Gisleskog PO, Hermann D, Hammarlund-Udenaes M, Karlsson MO.
Division of Clinical Pharmacology, GlaxoWellcome Research and Development, Middlesex, England. po7205
A model for the turnover of dihydrotestosterone in the presence of the irreversible 5 alpha-reductase inhibitors GI198745 and finasteride.
OBJECTIVE: To develop a pharmacokinetic-pharmacodynamic model that characterizes the conversion of testosterone to dihydrotestosterone (DHT) by 5 alpha-reductase types 1 and 2 and the irreversible inhibition of 5 alpha-reductase by finasteride, a 5 alpha-reductase type 2 inhibitor and by GI198745 (dutasteride), a potent and specific dual 5 alpha-reductase inhibitor.
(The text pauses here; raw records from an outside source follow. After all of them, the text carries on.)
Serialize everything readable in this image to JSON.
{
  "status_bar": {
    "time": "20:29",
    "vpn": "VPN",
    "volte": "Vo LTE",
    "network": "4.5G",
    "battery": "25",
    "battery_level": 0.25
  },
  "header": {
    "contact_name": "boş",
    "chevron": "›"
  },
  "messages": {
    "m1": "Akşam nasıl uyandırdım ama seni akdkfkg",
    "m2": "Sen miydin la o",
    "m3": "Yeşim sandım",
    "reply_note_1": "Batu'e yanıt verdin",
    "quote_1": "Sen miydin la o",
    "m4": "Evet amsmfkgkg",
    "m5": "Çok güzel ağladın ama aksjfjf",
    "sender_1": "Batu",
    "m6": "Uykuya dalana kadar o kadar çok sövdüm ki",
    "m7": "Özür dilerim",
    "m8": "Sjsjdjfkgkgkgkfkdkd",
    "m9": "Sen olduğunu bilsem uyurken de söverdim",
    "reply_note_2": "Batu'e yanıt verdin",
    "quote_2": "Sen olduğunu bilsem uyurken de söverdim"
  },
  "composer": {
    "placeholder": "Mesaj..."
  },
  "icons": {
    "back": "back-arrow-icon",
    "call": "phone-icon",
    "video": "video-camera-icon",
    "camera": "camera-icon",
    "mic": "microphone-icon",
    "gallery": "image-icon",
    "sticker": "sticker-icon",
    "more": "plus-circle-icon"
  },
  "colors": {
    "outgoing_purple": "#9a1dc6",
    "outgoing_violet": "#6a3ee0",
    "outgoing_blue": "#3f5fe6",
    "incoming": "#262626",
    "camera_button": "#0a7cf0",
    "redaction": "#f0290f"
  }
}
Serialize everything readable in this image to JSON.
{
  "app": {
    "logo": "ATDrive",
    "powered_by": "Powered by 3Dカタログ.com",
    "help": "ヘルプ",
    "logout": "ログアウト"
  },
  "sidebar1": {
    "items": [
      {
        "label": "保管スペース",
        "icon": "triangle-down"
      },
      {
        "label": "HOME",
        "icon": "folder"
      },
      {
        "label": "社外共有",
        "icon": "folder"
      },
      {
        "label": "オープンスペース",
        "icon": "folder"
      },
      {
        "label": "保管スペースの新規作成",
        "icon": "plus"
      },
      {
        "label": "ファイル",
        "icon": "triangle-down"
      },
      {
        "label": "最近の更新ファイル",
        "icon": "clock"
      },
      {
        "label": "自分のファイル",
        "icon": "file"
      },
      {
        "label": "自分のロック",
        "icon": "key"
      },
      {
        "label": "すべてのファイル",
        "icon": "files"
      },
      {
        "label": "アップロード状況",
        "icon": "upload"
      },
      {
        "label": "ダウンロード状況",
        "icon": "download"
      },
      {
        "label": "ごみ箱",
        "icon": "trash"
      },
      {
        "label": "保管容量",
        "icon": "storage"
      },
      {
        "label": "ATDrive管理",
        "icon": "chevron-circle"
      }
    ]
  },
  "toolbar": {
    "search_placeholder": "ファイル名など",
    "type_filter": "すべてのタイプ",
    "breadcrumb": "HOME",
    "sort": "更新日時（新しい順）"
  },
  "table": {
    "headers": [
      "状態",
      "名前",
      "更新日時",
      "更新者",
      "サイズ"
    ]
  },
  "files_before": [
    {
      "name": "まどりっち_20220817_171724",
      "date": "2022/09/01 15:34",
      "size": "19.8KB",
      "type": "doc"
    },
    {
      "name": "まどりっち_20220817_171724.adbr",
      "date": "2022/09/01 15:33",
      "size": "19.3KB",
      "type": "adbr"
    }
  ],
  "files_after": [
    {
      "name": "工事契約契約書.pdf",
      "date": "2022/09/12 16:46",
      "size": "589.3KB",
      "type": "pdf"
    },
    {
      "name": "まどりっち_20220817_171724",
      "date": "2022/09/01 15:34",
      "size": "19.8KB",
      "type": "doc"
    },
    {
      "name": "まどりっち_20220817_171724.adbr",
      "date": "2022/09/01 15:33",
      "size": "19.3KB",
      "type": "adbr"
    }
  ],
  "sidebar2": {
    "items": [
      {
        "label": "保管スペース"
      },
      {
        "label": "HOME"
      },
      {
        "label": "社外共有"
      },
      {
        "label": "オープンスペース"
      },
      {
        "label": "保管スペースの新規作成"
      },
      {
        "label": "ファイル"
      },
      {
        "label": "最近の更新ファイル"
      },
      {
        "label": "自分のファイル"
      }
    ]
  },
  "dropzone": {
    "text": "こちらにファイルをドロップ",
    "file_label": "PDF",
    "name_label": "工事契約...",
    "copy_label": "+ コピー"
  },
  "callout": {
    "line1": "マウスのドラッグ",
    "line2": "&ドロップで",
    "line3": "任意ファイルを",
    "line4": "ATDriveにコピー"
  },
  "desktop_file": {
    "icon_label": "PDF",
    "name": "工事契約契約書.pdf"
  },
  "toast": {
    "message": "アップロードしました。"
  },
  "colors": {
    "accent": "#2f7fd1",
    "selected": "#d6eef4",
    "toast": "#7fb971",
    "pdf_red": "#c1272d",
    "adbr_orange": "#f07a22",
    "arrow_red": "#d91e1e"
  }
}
METHODS: Healthy men (n = 48) received doses of 0.1 to 40 mg GI198745 (n = 4 subjects per dose), 5 mg finasteride (n = 8), or placebo (n = 8) in a parallel-group study. Plasma concentrations of GI198745, finasteride, and DHT were measured frequently up to 8 weeks after dosing. Models were fitted with mixed-effects modeling with the NONMEM program.
RESULTS: The pharmacodynamics were well described with a model that accounted for the rates of DHT formation and elimination, 5 alpha-reductase turnover, relative capacity of the 2 5 alpha-reductase isozymes, and the rates of irreversible inhibition of one (finasteride) or both (GI198745) types of 5 alpha-reductase. The model indicated that type 2 5 alpha-reductase contributed approximately 80% of plasma DHT. GI198745 was about 3-fold more potent than finasteride on 5 alpha-reductase type 2. Nearly full blockade of both isozymes was achieved at doses of 10 mg or more GI198745, although the potency of this agent on 5 alpha-reductase type 1 was less than on type 2.
CONCLUSIONS: A physiologically based model for the turnover and irreversible inhibition of 5 alpha-reductase and for formation and elimination of DHT described the data well. This model helps explain differences in the rates of onset and offset of effect and offers a way to determine the relative potency of the irreversible 5 alpha-reductase inhibitors.